Like mentioned before, the game looks at its best in the handheld form, don’t get me wrong it looks nice on the TV when docked but it just feels like one of them games that should be played on a small screen and it’s a perfect portable game. Personally, enjoy the third person combat sections of the game as this is where you see the detail that goes into the environments and characters the game has to offer. The soundtrack is perfect as it makes you feel like you’re in a medieval fantasy time period and really helps set the mode for the situation. You do get some dialog but it’s mostly from the dealer and the odd line from each companion. The tabletop element to the game is good too, though it doesn’t really show off the game’s graphics but there are some nice character drawings and detail on each card.
There is a high level of replay value with Hand of Fate 2, whether that be trying to complete each of the 22 missions to unlock the gold rating, completing your companion storyline missions or just playing the Endless mode and seeing how long you can survive. Personally, the game does feel repetitive after a while, it’s best to put it down for a bit then go back to it at a later time so that you don’t feel as though you’re doing the same things over and over. This mainly happens when you just start the game as you don’t have that many cards at your disposal.

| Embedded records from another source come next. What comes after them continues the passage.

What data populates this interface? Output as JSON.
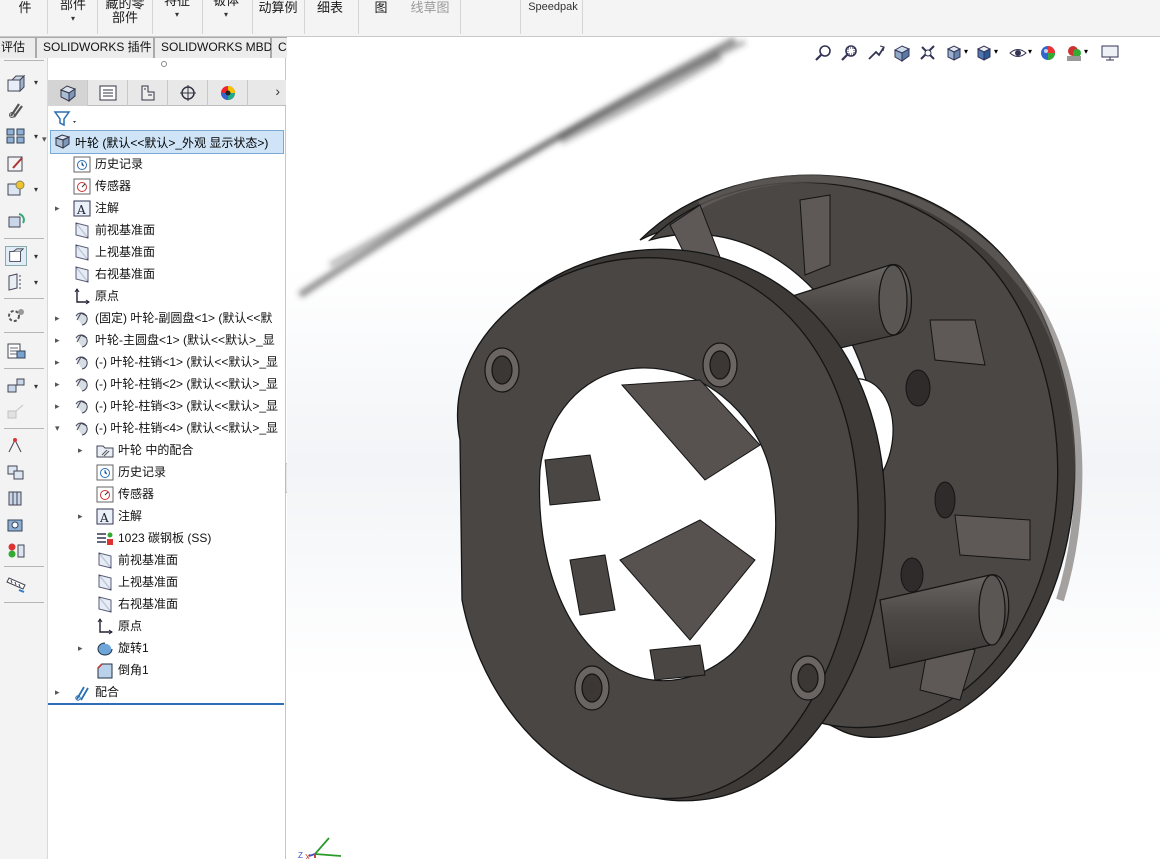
{
  "ribbon": {
    "items": [
      "件",
      "部件",
      "藏的零\n部件",
      "特征",
      "钣体",
      "动算例",
      "细表",
      "图",
      "线草图",
      "Speedpak"
    ]
  },
  "tabs": [
    "评估",
    "SOLIDWORKS 插件",
    "SOLIDWORKS MBD",
    "CircuitWorks"
  ],
  "feature_manager": {
    "root": "叶轮  (默认<<默认>_外观 显示状态>)",
    "rows": [
      {
        "label": "历史记录",
        "icon": "history-icon"
      },
      {
        "label": "传感器",
        "icon": "sensor-icon"
      },
      {
        "label": "注解",
        "icon": "annotation-icon"
      },
      {
        "label": "前视基准面",
        "icon": "plane-icon"
      },
      {
        "label": "上视基准面",
        "icon": "plane-icon"
      },
      {
        "label": "右视基准面",
        "icon": "plane-icon"
      },
      {
        "label": "原点",
        "icon": "origin-icon"
      },
      {
        "label": "(固定) 叶轮-副圆盘<1> (默认<<默",
        "icon": "part-icon"
      },
      {
        "label": "叶轮-主圆盘<1> (默认<<默认>_显",
        "icon": "part-icon"
      },
      {
        "label": "(-) 叶轮-柱销<1> (默认<<默认>_显",
        "icon": "part-icon"
      },
      {
        "label": "(-) 叶轮-柱销<2> (默认<<默认>_显",
        "icon": "part-icon"
      },
      {
        "label": "(-) 叶轮-柱销<3> (默认<<默认>_显",
        "icon": "part-icon"
      },
      {
        "label": "(-) 叶轮-柱销<4> (默认<<默认>_显",
        "icon": "part-icon"
      },
      {
        "label": "叶轮 中的配合",
        "icon": "mates-folder-icon"
      },
      {
        "label": "历史记录",
        "icon": "history-icon"
      },
      {
        "label": "传感器",
        "icon": "sensor-icon"
      },
      {
        "label": "注解",
        "icon": "annotation-icon"
      },
      {
        "label": "1023 碳钢板 (SS)",
        "icon": "material-icon"
      },
      {
        "label": "前视基准面",
        "icon": "plane-icon"
      },
      {
        "label": "上视基准面",
        "icon": "plane-icon"
      },
      {
        "label": "右视基准面",
        "icon": "plane-icon"
      },
      {
        "label": "原点",
        "icon": "origin-icon"
      },
      {
        "label": "旋转1",
        "icon": "revolve-icon"
      },
      {
        "label": "倒角1",
        "icon": "chamfer-icon"
      },
      {
        "label": "配合",
        "icon": "mates-icon"
      }
    ]
  },
  "triad": {
    "z": "Z",
    "x": "X"
  },
  "colors": {
    "selection": "#cfe4f7",
    "accent": "#2f6fb5",
    "model": "#4a4644"
  }
}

Second games can sometimes go downhill or not be as good but this wasn’t the case with Hand of Fate 2. Offering new mechanics like the fame and combat system really added to the experience and made the game more enjoyable to play. The flow between the tabletop view from moving around the selection of card to the third person combat really made the game feel unique as I’m pretty sure no other game does this or if they do it isn’t as good as Hand of Fate. The dungeon crawling element really brings out the inner Dungeons and Dragons in me and allows me to get a similar experience but single player. Trying to maintain all the different elements like health, hunger and money really make you think about how you complete a mission and also makes you feel challenged, I felt like it wasn’t a walk in the park and that each choice I made could be dangerous or have an impacted on the game. Anyone who is a D&D fans or dungeons crawler fanatic would love this game without a doubt and I truly would recommend this game to anyone. I can honestly say that it will have me hooked for ages and it defiantly deserves the score of 8/10.